Research bureaucracy in the United Kingdom: Seeking a balance: response from the Department of Health and CORECBMJ 2004; 329 doi: https://doi.org/10.1136/bmj.329.7466.622 (Published 09 September 2004) Cite this as: BMJ 2004;329:622
- John Pattison, director of research and development (Sally.Bishop@doh.gsi.gov.uk),
- Terry Stacey, director
- Department of Health, London SW1A 2NS
- Central Office of Research Ethics Committees, London W2 3QR
EDITOR—Several articles about research ethics committees in the issue of 31 July have been constructive in advising about the need for change. Others have been less helpful, especially when based on error or misconception.
Nicholson claimed that research ethics committees may be unable to function because of political control.1 There is not, and never has been, a proposal for “direct political control” of research ethics committee membership. The European Directive on Clinical Trials (directive 2001/20/EC) legally obliges all member states, including the United Kingdom, to “take the measures necessary for establishment and operation of ethics committees.” The newly created United Kingdom Ethics Committee Authority simply comprises the four ministers of the countries in the United Kingdom who have until now been separately responsible for their NHS research ethics committee systems. His claim that results of UK research could not now be used for regulatory purposes is simply unfounded.

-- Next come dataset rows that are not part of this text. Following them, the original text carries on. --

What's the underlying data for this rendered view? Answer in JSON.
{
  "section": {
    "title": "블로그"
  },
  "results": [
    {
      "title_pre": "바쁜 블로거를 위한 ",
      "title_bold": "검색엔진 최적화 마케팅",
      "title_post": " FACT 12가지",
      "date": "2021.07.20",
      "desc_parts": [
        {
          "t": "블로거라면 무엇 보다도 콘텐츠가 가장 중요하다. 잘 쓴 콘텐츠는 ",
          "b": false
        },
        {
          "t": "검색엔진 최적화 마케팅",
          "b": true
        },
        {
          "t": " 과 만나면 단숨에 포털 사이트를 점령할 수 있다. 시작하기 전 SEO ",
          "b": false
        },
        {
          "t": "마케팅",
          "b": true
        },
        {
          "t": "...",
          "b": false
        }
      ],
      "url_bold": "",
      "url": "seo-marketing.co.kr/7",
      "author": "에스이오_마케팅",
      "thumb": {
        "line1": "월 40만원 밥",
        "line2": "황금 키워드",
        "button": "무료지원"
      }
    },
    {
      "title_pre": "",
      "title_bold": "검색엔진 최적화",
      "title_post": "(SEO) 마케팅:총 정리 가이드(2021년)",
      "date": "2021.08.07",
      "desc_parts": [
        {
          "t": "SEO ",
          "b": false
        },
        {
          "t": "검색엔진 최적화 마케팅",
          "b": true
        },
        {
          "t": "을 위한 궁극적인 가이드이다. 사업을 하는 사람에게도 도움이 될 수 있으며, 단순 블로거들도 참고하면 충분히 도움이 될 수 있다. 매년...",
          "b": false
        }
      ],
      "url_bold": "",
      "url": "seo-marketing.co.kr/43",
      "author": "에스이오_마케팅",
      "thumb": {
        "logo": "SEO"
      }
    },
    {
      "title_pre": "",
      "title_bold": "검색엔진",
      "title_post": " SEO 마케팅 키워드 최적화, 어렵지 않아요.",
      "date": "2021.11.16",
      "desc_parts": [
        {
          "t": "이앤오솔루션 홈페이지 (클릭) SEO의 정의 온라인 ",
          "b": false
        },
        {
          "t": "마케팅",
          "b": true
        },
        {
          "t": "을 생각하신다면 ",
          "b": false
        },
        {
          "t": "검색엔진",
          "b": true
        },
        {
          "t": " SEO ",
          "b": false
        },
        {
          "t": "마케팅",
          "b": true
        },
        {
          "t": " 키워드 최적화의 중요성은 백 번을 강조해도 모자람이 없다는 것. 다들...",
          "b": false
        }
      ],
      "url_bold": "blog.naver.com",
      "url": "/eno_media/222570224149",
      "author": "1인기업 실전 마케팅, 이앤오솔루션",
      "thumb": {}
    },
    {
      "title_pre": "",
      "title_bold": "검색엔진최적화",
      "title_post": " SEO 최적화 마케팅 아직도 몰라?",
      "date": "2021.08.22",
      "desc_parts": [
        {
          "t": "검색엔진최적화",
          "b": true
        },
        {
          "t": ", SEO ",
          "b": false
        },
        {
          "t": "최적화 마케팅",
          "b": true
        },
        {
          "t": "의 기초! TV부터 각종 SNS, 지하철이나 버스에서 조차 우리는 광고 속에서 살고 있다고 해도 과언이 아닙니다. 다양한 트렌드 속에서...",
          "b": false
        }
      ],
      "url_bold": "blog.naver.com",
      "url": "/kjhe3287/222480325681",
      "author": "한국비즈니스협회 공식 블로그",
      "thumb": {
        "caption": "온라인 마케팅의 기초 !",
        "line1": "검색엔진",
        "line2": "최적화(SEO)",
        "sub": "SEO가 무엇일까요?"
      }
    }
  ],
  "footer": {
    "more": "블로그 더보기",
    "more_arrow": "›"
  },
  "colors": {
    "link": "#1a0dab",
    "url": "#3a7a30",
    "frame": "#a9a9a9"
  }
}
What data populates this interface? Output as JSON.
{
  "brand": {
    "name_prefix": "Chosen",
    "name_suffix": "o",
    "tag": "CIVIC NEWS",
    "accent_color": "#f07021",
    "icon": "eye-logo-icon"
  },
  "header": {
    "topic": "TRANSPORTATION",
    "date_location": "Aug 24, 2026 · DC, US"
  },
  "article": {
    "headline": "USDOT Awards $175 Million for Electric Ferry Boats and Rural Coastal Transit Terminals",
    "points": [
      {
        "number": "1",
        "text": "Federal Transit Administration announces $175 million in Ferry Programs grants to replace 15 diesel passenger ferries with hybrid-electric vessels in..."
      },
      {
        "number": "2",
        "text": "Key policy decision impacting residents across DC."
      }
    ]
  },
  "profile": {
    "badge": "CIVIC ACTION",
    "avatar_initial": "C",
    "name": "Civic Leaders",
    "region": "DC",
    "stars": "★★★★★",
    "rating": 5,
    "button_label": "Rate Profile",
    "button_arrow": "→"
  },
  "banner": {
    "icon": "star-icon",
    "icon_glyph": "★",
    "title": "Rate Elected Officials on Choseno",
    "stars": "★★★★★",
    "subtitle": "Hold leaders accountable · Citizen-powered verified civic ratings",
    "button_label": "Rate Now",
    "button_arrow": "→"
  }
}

Ethics committees must be independent of research organisations. This independence relates to their decisions, not their operating processes. Previously some 200 research ethics committees had different processes and forms—a …